The Los Angeles Memorial Sports Arena, which opened in 1959, has been a privileged part of the City’s athletic, community and pop history for almost six decades. Built as Los Angeles’ first convention center, it was opened by then Vice President of the United States Richard Nixon and a year later hosted the 1960 Democratic National Convention where John F. Kennedy was chosen by his party to run for the presidency. The next 56 years saw the likes of Cassius Clay knock out Archie Moore and the UCLA Bruins win their first championship under John Wooden. The Los Angeles Lakers and Clippers (of the NBA), Kings (NHL), USC Trojans and UCLA Bruins (NCAA), Stars (ABA) and Sharks (WHL) all called the Arena home at various times and the building hosted the 1984 Summer Olympic boxing competition and two NCAA Final Four Championships. For years local residents enjoyed annual productions from Disney On Ice, Ringling Brothers Circus, WWF Wrestling and the Sunkist Invitational Track Meet. Whether it was AC/DC, U2, Michael Jackson, Pink Floyd, Madonna, Green Day, Los Bukis, Vicente Fernandez, Daft Punk or Bruce Springsteen, rock ‘n roll and other styles practically blew the roof off of the place with electrifying and memorable performances.
But change and opportunity are inevitable in a day, an age, and an industry that must reinvent itself. The University of Southern California, managing the Sports Arena on behalf of the Coliseum Commission, has entered into negotiations with the Los Angeles Football Club (LAFC) to have LAFC build a modern, 22,000 seat, state-of-the-art soccer stadium on the Arena site, as the future home of a Major League Soccer franchise.
For more information regarding the LAFC plans for a future soccer stadium, please click on the following link:
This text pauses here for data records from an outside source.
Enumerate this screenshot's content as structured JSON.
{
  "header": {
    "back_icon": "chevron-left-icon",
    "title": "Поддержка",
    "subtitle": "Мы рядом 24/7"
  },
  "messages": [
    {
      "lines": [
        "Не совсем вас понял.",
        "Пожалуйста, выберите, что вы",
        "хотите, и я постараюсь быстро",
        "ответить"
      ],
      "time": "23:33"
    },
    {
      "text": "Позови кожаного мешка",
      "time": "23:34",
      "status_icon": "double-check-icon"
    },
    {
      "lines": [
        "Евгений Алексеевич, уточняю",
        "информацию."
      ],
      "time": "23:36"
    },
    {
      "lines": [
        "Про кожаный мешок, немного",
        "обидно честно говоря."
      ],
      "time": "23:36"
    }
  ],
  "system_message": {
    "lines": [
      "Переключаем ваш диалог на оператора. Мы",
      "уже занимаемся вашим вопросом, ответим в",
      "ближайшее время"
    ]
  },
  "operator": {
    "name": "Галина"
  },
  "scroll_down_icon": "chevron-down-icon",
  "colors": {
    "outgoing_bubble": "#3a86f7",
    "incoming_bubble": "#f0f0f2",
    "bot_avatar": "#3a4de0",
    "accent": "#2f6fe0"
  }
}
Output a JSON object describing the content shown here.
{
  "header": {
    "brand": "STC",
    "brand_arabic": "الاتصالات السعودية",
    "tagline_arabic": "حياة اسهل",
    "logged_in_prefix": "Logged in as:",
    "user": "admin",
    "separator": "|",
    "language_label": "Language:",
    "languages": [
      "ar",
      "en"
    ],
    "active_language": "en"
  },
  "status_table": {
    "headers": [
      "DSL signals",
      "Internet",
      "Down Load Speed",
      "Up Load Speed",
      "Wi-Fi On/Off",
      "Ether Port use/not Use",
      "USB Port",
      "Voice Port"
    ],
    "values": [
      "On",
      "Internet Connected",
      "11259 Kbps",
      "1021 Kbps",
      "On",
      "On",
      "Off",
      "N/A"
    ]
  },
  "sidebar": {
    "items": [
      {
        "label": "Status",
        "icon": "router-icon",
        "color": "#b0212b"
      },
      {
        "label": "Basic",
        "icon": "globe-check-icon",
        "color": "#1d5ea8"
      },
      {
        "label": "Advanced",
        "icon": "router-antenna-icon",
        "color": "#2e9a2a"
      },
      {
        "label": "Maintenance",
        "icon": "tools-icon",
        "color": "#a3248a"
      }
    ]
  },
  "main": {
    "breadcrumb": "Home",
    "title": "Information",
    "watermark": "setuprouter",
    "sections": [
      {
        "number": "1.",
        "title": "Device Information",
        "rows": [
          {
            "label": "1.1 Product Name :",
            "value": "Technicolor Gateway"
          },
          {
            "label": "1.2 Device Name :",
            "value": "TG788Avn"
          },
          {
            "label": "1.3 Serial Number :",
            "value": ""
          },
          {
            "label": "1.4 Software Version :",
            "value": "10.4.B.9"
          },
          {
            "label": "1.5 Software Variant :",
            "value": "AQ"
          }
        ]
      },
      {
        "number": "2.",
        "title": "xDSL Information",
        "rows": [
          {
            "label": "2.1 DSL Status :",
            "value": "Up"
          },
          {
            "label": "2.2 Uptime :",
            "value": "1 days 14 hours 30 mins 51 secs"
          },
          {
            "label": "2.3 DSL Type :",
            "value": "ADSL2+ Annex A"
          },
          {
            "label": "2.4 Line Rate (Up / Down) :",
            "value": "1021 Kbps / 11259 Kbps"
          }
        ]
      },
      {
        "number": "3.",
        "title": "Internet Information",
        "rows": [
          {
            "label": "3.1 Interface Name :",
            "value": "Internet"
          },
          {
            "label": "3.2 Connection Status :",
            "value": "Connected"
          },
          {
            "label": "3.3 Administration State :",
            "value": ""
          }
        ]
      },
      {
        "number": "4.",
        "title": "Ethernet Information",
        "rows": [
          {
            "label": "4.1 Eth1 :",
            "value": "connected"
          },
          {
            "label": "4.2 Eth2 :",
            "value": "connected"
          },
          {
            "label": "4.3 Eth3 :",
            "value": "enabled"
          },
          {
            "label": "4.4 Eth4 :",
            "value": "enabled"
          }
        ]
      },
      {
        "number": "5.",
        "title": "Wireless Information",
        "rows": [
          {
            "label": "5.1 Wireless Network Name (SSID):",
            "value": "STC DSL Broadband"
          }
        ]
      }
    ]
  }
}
In light of the current negotiations, the Sports Arena is currently taking booking inquiries only through February 2016; as the process for developing the LAFC soccer stadium plays out, we will update this date accordingly.